When you feel you are almost there, reduce the amount of stock you are adding, so that when the rice is ready, the consistency is not too runny, but nice and moist, ready to absorb the butter and cheese at the next stage and loosen up some more. If it is too soupy at this point, once you add these ingredients the finished risotto will be too sloppy, whereas if it is not quite wet enough, you an always rescue the situation by beating in a little extra hot stock to loosen it up at the end, after the mantecatura.

Take the pan off the heat and let the risotto rest for a minute without stirring. This slight cooling is important because you are about to add butter and cheese, and if you add these ingredients to piping hot risotto, they will melt too quickly and the risotto may split. You see this sometimes in restaurants, where the grains of rice, instead of clinging together, seem to stick out, each surrounded by a little pool of oily liquid.

The mantecatura
Quickly beat in the cold butter, then beat in the cheese, getting your whole body behind it, moving your beating hand as fast as you can, and shaking the pan with the other. You should hear a satisfying, thwock, thwock sound as you work the ingredients in. the result should be a risotto that is creamy, rich and emulsified.

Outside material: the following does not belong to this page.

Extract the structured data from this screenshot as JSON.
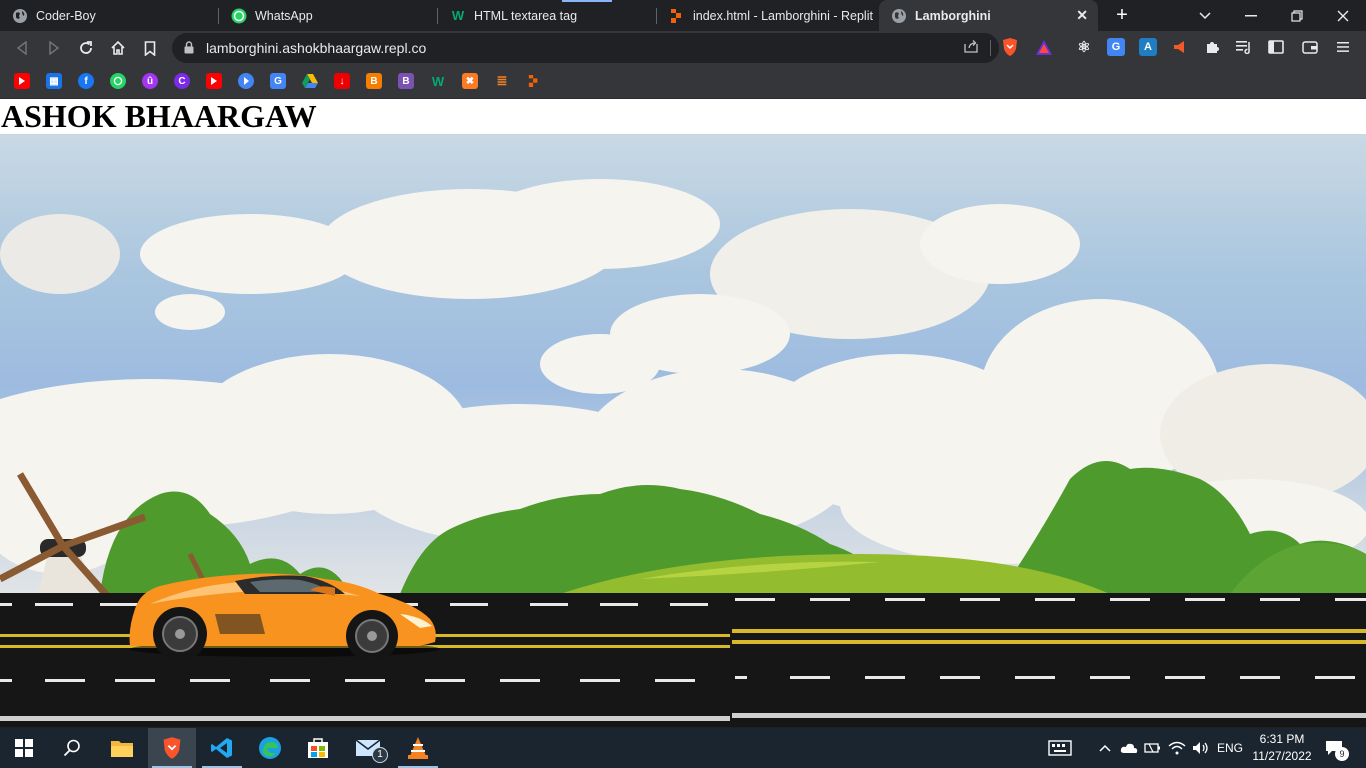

At this point, taste for seasoning and, if you like, add a grind of salt and pepper. Remember, though, that if your stock is strong flavoured, and once you have added the salty cheese, the risotto may not need any seasoning at all.

Serve the risotto as quickly as you can, as it will carry on cooking for a few minutes even as you transfer it to your serving bowls (shallow ones are best), and you want to enjoy it while it is at its creamiest.

If you have achieved the perfect consistency (all’onda), when you tilt the bowls the risotto should ripple like the waves of the sea.

White truffle risotto
Make the risotto as for Risotto alla lodigiana
You need a white truffle and a teaspoon of white truffle butter, which you can buy at Italian delicatessens. At the final stage of the risotto-the mantecatura-add the truffle butter along with the Parmesan. Serve the risotto in bowls and then shave the cleaned white truffle over it at the table with great ceremony. For the ultimate truffle risotto, put a truffle into your jar of rice for a t least 24 hours before you want to make it, so that its wonderful aroma can infuse the rice.

An extract from Giorgio Locatelli’s Made In Italy, Food & Stories, Published by Fourth Estate London